Which element do you feel that a healing spell would belong to?
Which types would you grant to a medusa?

Wednesday, August 4, 2021

magic system sketch

Following the guidelines of previous entries, I'm devising some possibilities to simple and cool magic systems.

I want magic progression to follow a 4-step, exponential structure; from non-magical, to initiate, mage and archmage (and diminishing gains after that if any). 
Magic, then, is cast from a list of spells that increase in number on every "magical grade", but also in power.

What I have for now is this:

Initiates roll 1d6 when casting spells
Mages roll 2d6
Archmages roll 3d6

and spells have three parameters to be measured:

Impact (how many hp you heal, damage you do, effect you cause, etc)
Range (how many people it affects)
Retain (decides if the spell is retained after use or not)

As I want that there are mechanical benefits to casters to disregard armor, I made it so wearing armor or other encumbrances decreases the chance to retain spells: you must roll your movement rate or under to keep the spell.

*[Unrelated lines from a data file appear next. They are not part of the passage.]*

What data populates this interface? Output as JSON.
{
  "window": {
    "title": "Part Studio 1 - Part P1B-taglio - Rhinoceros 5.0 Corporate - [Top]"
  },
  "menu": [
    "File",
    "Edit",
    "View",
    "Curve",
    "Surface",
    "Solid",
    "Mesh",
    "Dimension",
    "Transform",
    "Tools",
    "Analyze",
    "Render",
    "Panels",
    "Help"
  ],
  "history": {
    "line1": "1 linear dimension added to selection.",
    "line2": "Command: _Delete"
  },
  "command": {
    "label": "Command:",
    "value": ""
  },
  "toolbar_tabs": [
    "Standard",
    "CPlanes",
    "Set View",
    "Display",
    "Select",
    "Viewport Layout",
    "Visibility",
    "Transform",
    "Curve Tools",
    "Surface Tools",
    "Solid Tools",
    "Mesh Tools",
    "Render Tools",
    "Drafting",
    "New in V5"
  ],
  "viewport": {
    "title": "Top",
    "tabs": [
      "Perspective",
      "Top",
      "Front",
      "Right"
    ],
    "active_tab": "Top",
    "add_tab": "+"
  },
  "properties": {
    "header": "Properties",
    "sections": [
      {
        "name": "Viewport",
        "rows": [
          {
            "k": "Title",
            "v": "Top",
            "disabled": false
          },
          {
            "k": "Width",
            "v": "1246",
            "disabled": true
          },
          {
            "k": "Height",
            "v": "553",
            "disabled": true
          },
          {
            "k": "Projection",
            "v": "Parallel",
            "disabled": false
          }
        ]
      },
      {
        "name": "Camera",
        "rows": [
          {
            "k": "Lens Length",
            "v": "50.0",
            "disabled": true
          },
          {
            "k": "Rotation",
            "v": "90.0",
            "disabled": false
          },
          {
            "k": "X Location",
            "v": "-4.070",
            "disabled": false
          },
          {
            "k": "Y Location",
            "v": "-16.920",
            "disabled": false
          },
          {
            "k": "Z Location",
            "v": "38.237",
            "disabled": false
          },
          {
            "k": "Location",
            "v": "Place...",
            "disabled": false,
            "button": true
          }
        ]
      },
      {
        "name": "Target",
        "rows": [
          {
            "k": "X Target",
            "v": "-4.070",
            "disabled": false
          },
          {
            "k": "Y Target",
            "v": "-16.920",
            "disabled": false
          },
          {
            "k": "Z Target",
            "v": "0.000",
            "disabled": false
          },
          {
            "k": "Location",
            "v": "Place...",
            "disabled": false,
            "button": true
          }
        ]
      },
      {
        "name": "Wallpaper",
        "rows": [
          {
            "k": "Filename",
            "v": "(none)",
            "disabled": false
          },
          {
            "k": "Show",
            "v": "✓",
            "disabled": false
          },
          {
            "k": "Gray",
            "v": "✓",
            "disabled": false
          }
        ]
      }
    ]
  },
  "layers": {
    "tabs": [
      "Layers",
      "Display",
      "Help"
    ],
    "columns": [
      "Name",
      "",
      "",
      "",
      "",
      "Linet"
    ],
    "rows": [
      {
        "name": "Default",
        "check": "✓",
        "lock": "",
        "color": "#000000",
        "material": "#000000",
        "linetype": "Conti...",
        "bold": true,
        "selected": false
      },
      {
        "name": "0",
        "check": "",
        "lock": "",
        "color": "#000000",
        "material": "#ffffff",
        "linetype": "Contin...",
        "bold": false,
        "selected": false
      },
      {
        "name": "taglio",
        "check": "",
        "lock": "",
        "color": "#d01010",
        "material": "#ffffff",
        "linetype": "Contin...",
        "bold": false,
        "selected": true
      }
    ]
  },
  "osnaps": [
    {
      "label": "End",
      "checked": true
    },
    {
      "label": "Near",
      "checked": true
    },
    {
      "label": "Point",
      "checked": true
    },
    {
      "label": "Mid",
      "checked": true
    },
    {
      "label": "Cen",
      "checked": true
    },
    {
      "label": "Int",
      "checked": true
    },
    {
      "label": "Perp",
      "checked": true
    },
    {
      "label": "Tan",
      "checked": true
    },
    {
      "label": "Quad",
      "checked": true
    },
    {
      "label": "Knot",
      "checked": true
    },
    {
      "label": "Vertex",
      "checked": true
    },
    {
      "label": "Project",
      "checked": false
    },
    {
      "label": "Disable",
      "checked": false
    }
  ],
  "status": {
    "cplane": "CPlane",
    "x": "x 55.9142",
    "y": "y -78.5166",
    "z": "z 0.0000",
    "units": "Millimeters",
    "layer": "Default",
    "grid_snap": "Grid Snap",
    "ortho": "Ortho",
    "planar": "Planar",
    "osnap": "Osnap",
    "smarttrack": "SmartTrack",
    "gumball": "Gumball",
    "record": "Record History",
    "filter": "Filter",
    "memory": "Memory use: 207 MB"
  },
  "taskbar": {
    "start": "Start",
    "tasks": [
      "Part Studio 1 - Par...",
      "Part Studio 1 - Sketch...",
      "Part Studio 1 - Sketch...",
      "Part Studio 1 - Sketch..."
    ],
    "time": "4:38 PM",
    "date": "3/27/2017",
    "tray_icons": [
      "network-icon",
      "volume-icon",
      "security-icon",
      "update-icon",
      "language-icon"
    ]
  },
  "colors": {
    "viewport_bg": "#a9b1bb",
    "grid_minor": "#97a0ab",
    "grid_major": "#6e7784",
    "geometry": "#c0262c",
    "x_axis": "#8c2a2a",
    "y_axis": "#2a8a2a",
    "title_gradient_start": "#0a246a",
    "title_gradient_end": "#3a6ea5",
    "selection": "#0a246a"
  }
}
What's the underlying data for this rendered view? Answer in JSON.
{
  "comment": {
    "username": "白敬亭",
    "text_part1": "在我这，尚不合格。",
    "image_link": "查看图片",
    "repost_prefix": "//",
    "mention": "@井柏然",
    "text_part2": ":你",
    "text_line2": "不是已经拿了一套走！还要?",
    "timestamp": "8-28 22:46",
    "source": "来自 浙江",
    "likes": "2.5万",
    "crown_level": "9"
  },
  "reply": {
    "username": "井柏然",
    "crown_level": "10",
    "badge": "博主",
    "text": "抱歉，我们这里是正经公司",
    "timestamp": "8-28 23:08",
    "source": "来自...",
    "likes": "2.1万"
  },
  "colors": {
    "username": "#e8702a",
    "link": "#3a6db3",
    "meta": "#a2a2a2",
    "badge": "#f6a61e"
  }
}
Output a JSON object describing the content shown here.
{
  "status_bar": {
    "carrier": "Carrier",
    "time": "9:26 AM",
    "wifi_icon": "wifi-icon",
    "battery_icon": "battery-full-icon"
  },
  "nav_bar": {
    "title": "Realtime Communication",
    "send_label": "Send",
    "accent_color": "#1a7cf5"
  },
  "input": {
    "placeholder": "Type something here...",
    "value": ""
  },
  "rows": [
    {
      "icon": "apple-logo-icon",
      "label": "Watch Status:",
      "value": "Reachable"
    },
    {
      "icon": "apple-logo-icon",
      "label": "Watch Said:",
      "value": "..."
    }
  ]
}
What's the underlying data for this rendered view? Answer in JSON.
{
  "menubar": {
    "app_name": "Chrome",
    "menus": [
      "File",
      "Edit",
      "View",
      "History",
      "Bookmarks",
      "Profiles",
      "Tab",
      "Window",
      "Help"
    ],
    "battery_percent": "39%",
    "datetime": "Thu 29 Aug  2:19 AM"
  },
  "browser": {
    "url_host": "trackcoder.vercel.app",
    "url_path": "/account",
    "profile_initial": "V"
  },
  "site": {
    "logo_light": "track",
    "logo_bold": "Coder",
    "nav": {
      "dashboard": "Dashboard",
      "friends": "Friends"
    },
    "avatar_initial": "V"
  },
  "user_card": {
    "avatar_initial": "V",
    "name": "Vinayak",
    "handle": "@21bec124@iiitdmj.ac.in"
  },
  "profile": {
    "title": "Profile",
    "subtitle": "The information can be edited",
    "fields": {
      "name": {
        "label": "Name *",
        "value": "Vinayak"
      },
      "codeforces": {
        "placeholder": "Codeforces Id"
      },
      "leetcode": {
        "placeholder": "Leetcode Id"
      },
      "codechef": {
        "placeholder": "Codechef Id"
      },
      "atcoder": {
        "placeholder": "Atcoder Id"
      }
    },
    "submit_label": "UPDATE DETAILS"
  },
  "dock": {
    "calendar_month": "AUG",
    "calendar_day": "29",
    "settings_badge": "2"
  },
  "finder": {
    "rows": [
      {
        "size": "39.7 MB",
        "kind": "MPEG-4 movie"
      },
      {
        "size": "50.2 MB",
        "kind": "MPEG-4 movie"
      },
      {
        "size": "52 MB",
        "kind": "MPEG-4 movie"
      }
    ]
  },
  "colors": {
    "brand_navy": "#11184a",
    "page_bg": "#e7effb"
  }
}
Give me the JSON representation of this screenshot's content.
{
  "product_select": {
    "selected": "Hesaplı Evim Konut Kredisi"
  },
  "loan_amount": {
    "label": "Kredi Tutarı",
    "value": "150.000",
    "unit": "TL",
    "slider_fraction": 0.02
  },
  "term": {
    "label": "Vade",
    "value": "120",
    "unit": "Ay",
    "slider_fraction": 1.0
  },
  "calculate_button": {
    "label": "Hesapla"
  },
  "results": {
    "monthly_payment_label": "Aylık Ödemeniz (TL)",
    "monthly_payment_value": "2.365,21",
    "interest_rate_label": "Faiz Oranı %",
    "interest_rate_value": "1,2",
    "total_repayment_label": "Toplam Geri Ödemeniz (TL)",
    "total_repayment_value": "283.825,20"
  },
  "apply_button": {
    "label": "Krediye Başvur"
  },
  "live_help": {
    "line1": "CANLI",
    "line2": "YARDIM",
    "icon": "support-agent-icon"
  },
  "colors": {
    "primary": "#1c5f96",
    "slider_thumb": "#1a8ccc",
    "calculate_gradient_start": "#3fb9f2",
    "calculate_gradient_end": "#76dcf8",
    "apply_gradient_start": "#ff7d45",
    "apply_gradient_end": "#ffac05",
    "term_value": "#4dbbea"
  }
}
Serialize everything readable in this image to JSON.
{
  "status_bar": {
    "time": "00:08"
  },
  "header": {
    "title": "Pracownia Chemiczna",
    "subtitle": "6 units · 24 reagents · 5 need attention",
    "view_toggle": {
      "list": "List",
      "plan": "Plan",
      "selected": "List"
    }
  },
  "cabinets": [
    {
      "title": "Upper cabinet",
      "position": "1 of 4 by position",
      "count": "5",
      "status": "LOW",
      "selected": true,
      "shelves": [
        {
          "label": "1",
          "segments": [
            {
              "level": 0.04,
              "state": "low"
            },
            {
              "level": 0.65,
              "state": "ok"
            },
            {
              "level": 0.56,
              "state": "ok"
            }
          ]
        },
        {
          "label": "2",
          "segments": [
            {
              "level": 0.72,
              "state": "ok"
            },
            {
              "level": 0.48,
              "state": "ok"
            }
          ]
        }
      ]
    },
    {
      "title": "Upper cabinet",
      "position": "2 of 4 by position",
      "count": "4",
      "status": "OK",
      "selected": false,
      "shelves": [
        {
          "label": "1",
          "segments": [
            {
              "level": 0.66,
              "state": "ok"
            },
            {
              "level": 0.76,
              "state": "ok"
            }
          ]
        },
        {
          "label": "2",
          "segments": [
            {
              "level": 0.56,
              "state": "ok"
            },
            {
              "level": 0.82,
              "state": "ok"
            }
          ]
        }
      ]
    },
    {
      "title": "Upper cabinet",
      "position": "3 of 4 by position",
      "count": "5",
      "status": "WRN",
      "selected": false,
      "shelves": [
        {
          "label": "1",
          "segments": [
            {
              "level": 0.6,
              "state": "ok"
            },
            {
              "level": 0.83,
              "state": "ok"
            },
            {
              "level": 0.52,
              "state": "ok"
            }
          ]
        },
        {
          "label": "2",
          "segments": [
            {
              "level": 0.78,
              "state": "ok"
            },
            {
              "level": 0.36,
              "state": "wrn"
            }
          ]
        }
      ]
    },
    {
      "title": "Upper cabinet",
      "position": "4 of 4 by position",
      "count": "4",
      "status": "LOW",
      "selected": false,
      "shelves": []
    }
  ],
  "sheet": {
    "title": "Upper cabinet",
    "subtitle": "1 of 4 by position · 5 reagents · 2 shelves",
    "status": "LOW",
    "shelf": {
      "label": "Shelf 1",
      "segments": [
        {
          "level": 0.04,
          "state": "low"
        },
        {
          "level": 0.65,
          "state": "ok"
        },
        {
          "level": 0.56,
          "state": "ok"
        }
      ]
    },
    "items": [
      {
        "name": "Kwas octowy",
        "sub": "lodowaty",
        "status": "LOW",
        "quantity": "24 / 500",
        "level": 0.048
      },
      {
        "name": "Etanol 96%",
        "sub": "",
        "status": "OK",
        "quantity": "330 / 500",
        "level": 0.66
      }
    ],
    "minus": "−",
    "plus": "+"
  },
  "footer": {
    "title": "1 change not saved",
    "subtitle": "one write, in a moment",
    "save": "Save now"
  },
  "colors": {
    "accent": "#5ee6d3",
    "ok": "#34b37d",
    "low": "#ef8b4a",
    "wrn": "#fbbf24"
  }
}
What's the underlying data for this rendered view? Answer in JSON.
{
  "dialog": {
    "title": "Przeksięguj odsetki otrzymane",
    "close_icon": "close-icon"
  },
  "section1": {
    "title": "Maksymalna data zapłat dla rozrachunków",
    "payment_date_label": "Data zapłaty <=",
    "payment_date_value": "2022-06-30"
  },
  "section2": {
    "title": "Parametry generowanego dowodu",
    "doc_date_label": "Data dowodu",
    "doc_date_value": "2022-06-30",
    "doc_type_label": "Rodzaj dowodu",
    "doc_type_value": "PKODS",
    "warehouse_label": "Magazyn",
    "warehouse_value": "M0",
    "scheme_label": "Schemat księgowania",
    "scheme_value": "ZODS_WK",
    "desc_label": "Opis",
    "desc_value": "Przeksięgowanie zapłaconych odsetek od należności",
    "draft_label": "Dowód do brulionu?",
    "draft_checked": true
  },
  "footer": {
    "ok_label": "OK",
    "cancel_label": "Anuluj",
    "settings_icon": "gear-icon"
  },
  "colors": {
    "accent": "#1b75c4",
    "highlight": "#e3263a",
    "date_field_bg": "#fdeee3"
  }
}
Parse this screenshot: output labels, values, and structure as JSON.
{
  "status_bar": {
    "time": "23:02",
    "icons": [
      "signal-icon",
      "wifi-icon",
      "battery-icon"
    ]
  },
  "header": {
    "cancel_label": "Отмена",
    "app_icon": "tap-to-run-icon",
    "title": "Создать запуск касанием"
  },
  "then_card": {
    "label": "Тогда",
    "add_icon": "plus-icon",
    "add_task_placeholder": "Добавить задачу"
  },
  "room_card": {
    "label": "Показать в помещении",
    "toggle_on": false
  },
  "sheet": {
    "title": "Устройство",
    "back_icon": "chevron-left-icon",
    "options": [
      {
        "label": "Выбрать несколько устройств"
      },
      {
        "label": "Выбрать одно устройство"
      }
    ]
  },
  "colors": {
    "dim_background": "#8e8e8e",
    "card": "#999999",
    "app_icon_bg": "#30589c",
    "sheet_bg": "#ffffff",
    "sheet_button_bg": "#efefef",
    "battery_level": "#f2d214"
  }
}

Sample movement rates:
No armor=2
Light armor=1
Heavy armor=0

Initiates roll 1d6 to cast magic. So when an initiate rolls a heal spell, the result defines all parameters; but one from impact or range is defaulted to 1:

Lets say he rolls a 4: he can choose to heal a target 4 hit points, or heal 1 hit point to up to four targets. As he rolled over its movement rate (no armor=2), the spell is lost.

Mages roll 2d6 to cast magic. They can allocate the results anywhere they see fit from Impact, Range or Retain. A parameter which has no results is defaulted to 1, and if its Retain, its automatically lost.

Mage in no armor rolls a 4 and a 2 when healing: He can choose, for example, to heal 4 points to a target and keep the spell (2 is equal to his movement rate); or maybe he can heal 2 points to 4 targets and lose the spell.

Archmages roll 3d6 to cast magic. They are, of course, benefited from allocating low rolls on Retain and high rolls on effect. 

Archmage in light armor casts heal and rolls 3, 3 and 1. He heals three points to three different targets, and as he keeps the spell, he can attempt it again next turn.

Now the base is established, lets get to the fun spare bits:

* Some spells make no sense in having a numerical score for Impact, but they can be described differently depending on the result assigned to it (from an 1 to 6 score, how much does "Magical Light" shine into the cave?). On others, where the result is a matter of yes or no (charm, sleep, maybe) the Impact roll can measure the number of turns affected, being a threshold that you must reach for the spell having an effect (like in "sleep needs a 3 at least to kick in") or just having the spell work straight, and making it more a matter on "how many people you sleep" (effectivelly putting the weight on the Range score)

* Mages and Archmages revert to 1d6 lower if they are for any reason deprived from their magical wands (I'm a great fan of Earthsea novels)

* Spells can be learned multiple times. This is the way in which a forest nymph (Initiate level) would cast Entangling vines many times before retreating.

* Things that complicate this structure further must be treated on a case by case basis, described on the specific spell description.

* Casters can attempt to cast spells reactivelly: when they are attacked, they can attempt to cast a spell before the attack takes place. This is done by casting normally, and if the Retain is successful, the spell is cast before the attack. If the Retain is lost, the spell takes effect after the attack (if the mage is still alive and any other conditions allow it). In any outcome, this consumes the casters' turn.

*It is weird that mages can only cast spells on groups of 6, no matter their power, huh? To fix that, having a range of 6 means you cast the spell on all the group you select (all foes, all allies, everyone but a single person... its your call)